Where was the Titanic built?
The Titanic was built in Belfast, north Ireland.
How Is the Titanic Designed?
Competition spawned the Titanic. In 1907, the White Star Line's rival, Cunard, launched the two fastest passenger ships then in service, the Mauritania and the Lusitania. That same year, the White Star Line's Chairman, J. Bruce Ismay, wanted to top Cunard, and he decided to do so based, not on speed but on size and luxury.
To design and build these new ships, dubbed the Olympic class, the White Star Line, turned to Harland & Wollf, its longtime shipbuilder. Naval architect Thomas Andrews, who later perished when the Titanic sank, headed up the design of the new vessels. Construction started on the first such vessel, dubbed the Olympic, in late 1908.

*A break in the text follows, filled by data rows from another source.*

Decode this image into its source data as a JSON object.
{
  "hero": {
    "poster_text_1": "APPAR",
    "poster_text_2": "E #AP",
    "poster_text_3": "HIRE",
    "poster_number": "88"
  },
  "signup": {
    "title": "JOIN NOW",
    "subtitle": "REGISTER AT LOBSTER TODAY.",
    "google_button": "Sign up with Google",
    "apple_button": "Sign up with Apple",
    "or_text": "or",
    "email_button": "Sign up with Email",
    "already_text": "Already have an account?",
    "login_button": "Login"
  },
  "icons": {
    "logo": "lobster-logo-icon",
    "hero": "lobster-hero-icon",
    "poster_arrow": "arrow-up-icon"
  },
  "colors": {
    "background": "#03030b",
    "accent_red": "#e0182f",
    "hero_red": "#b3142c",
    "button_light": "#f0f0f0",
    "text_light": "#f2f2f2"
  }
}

Designed to be the world's largest passenger steamship upon its completion, the Titanic was nearly 883 feet long and 104 feet high. Accommodations for first class passengers included palatial state rooms, some with their own promenades, along with a grand staircase, library, smoking room, squash court, sumptuous restaurants and other amenities. Second and Third Class accommodations, while far less posh, were still considered better than their counterparts on other ships.
The Titanic built to be Unsinkable?
While Harland & Wolff claimed that it never advertised the Titanic as unsinkable, a White Star Line brochure indeed said that the Titanic was designed not to sink. The media of the day, of course, seized on this idea of an unsinkable ship.
The primary design concept meant to make the Titanic unsinkable was a series of sixteen compartments separated by watertight bulkheads in the lower portion of the ship. Rather than, force passengers to use stairs to move between compartments, the ship's designers included doors between them. In case of emergency, those doors could be closed with the flip of a switch, sealing the compartments off from one another and theoretically keeping water confined to the breached compartments. Even if, two middle or four front compartments were breached, the theory ran, the ship would stay afloat. Unfortunately, the iceberg that sank the Titanic breached five compartments.
Changes in safety practices after the sinking of the rms titanic
After the Titanic sunk, there were changes made to the construction of ships. Safety regulations were also put into place so that inadequate lifeboats would never be a problem again. These safety rules and regulations are still used today.
The Titanic sinking has since been the topic of endless books, films, articles, and scholarly papers, and interest in the awful tragedy shows no signs of fading. The story of the Titanic will forever be the cautionary tale that no matter what advancements are made in technology, we remain forever vulnerable to the laws of nature.